  • CC1: Comment on EGU2020-5150, Angela Stallone, 04 May 2020

    Could you explain in more detail how you estimate the mainshock proportion (parameter ‘gamma’ in slide 4)?

    • AC1: Reply to CC1, Corentin Gouache, 04 May 2020

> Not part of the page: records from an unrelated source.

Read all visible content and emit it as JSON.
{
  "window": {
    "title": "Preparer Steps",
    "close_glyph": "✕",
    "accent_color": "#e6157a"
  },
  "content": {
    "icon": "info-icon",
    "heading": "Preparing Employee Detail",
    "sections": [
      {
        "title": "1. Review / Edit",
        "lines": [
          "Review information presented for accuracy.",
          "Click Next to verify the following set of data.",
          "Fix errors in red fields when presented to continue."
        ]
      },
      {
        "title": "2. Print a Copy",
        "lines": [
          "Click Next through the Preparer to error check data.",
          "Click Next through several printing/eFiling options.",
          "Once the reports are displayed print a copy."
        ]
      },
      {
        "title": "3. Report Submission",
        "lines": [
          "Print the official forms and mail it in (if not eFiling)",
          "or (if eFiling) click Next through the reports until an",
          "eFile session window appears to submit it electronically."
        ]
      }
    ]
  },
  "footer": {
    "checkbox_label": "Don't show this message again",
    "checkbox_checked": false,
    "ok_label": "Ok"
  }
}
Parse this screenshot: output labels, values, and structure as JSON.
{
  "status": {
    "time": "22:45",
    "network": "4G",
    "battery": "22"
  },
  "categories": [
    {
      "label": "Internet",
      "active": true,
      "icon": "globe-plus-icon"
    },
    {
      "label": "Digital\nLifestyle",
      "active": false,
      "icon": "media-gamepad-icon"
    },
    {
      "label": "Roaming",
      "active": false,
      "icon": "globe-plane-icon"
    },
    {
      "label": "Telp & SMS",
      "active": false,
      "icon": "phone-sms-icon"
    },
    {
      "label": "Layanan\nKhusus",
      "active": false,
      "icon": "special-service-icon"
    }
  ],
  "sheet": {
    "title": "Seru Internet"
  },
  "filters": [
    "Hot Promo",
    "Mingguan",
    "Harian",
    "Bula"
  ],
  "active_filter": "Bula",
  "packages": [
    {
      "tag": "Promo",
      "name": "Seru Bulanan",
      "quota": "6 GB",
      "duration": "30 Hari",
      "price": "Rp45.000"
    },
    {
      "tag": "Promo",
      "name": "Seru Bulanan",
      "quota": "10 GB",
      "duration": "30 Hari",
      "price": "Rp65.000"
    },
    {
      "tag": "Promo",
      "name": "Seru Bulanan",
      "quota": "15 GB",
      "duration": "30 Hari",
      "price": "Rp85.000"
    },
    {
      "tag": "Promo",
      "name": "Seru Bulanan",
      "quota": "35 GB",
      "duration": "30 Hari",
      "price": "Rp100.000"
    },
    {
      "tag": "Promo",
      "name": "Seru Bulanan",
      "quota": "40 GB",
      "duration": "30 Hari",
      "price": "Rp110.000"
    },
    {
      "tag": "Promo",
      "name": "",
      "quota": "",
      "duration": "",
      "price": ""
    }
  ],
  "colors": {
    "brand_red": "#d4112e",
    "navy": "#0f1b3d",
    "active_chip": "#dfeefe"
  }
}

      Thank you for this comment.
      From a cut-off magnitude and for each magnitude step (0.1) we compute the main shock proportion as the reverse of the normalized inter event times varaince (Molchan, 2005) + an added term (Hainzl et al., 2006). However when we use this procedure for the largest magnitudes (around Mw>=6 in our study case) results start to be inaccurated (at least incoherent) becaused of data scarcity.
      We thus try to overcome this drawback by stabilizing the computed main shock proportions for large magnitudes. To do that, we use an uncertainty threshold (red line on slide 4). This one has been set to 1 - 0.1 = 0.9 in our study. From the first magnitude (Mw_first on slide 4) associated with main shock proportion >= 0.9, we assume that all the proportions must be >= 0.9. If it's the case, nothing is done and results are kept. If one or several main shock proportion(s) is/are under 0.9 then this/these proportion(s) is/are automatically set to 1.
      Without this implementation, the median main shock proportion grows up to reach 1 at Mw5.8 then decreases up to 0.6 from Mw6 to the maximal magnitude (around 7).
      This approach seems to be conservative because sets proportion to 1 when it's unkown but our results are consistent comparing with a classical declustering algorithm (Grünthal, 2009).

      • CC2: Reply to AC1, Angela Stallone, 04 May 2020

        And what you get is that the probability for an earthquake to be a mainshock increases with its magnitude. I see, thank you Corentin

        • AC2: Reply to CC2, Corentin Gouache, 04 May 2020

          That's it! We asume an increasing main shock proportion with the magnitude and this implementation allows it.